Segment Start: Provided records

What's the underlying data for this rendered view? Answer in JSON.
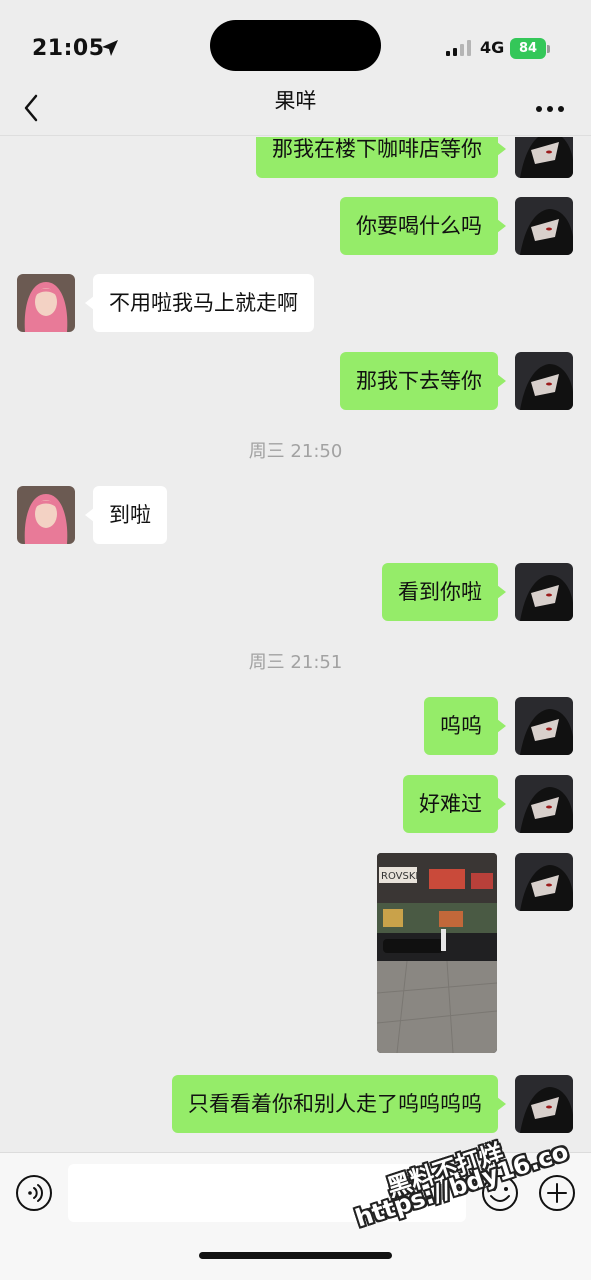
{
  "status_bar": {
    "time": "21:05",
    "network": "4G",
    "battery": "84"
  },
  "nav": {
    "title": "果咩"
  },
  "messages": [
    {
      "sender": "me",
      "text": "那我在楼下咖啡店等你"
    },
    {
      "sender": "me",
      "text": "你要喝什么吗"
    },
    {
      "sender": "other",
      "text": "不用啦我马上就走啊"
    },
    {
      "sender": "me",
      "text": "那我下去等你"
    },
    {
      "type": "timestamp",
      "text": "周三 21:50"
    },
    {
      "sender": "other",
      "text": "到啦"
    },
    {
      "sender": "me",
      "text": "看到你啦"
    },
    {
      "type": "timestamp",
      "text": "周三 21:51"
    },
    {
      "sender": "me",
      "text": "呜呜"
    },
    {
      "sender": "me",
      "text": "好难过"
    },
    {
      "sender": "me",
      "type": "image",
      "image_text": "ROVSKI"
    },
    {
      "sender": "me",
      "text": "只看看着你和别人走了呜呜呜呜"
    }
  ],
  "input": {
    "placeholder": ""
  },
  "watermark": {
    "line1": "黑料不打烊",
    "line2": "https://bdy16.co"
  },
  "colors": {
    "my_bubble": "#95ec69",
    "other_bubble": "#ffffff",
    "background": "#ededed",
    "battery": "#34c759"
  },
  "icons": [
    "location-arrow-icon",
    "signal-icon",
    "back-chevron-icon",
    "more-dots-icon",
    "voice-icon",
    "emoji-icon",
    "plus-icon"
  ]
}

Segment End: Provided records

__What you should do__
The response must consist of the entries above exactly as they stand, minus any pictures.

__Response for this exercise__
What's the underlying data for this rendered view? Answer in JSON.
{
  "status_bar": {
    "time": "21:05",
    "network": "4G",
    "battery": "84"
  },
  "nav": {
    "title": "果咩"
  },
  "messages": [
    {
      "sender": "me",
      "text": "那我在楼下咖啡店等你"
    },
    {
      "sender": "me",
      "text": "你要喝什么吗"
    },
    {
      "sender": "other",
      "text": "不用啦我马上就走啊"
    },
    {
      "sender": "me",
      "text": "那我下去等你"
    },
    {
      "type": "timestamp",
      "text": "周三 21:50"
    },
    {
      "sender": "other",
      "text": "到啦"
    },
    {
      "sender": "me",
      "text": "看到你啦"
    },
    {
      "type": "timestamp",
      "text": "周三 21:51"
    },
    {
      "sender": "me",
      "text": "呜呜"
    },
    {
      "sender": "me",
      "text": "好难过"
    },
    {
      "sender": "me",
      "type": "image",
      "image_text": "ROVSKI"
    },
    {
      "sender": "me",
      "text": "只看看着你和别人走了呜呜呜呜"
    }
  ],
  "input": {
    "placeholder": ""
  },
  "watermark": {
    "line1": "黑料不打烊",
    "line2": "https://bdy16.co"
  },
  "colors": {
    "my_bubble": "#95ec69",
    "other_bubble": "#ffffff",
    "background": "#ededed",
    "battery": "#34c759"
  },
  "icons": [
    "location-arrow-icon",
    "signal-icon",
    "back-chevron-icon",
    "more-dots-icon",
    "voice-icon",
    "emoji-icon",
    "plus-icon"
  ]
}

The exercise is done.